(Assigned task) Scan the data below. Pull out each line where "title" occurs.

Exercise inputs START

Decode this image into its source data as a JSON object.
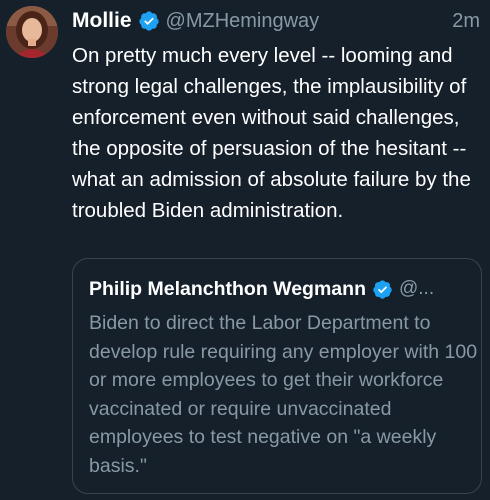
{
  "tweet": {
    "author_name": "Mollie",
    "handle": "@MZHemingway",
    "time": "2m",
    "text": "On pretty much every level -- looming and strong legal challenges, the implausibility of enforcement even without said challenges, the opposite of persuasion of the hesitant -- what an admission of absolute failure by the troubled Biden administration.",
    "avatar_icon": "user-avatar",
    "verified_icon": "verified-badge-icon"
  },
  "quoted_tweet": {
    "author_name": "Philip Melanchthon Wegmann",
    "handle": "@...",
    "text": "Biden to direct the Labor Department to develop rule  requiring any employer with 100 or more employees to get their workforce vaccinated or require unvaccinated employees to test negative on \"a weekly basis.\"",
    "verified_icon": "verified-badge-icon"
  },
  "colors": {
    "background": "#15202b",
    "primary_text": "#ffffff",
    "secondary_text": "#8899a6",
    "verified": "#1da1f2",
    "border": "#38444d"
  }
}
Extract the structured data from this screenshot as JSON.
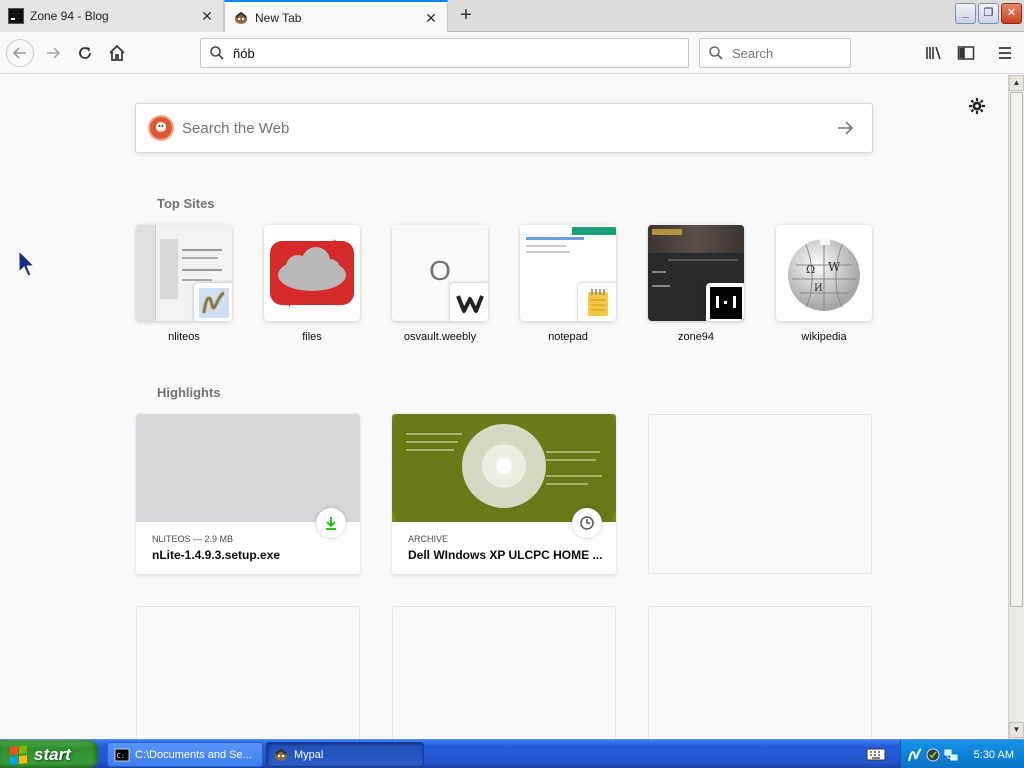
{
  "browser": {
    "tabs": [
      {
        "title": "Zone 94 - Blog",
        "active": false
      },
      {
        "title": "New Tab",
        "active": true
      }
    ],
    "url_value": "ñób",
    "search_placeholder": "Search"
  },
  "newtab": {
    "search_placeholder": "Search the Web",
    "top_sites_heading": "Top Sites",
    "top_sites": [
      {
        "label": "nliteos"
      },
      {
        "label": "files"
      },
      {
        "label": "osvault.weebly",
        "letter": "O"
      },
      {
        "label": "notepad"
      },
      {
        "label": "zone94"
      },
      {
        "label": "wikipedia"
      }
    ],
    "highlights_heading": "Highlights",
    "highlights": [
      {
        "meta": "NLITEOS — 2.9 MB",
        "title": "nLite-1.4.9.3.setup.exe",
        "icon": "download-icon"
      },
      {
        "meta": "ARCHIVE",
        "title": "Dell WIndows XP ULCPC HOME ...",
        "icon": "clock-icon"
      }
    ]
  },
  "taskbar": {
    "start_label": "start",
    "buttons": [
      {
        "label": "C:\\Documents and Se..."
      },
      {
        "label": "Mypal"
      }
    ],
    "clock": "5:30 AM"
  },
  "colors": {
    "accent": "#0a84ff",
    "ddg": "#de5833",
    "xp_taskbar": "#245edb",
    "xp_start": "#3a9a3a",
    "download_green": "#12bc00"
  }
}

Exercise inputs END

(Response below)
        "title": "Zone 94 - Blog",
        "title": "New Tab",
        "title": "nLite-1.4.9.3.setup.exe",
        "title": "Dell WIndows XP ULCPC HOME ...",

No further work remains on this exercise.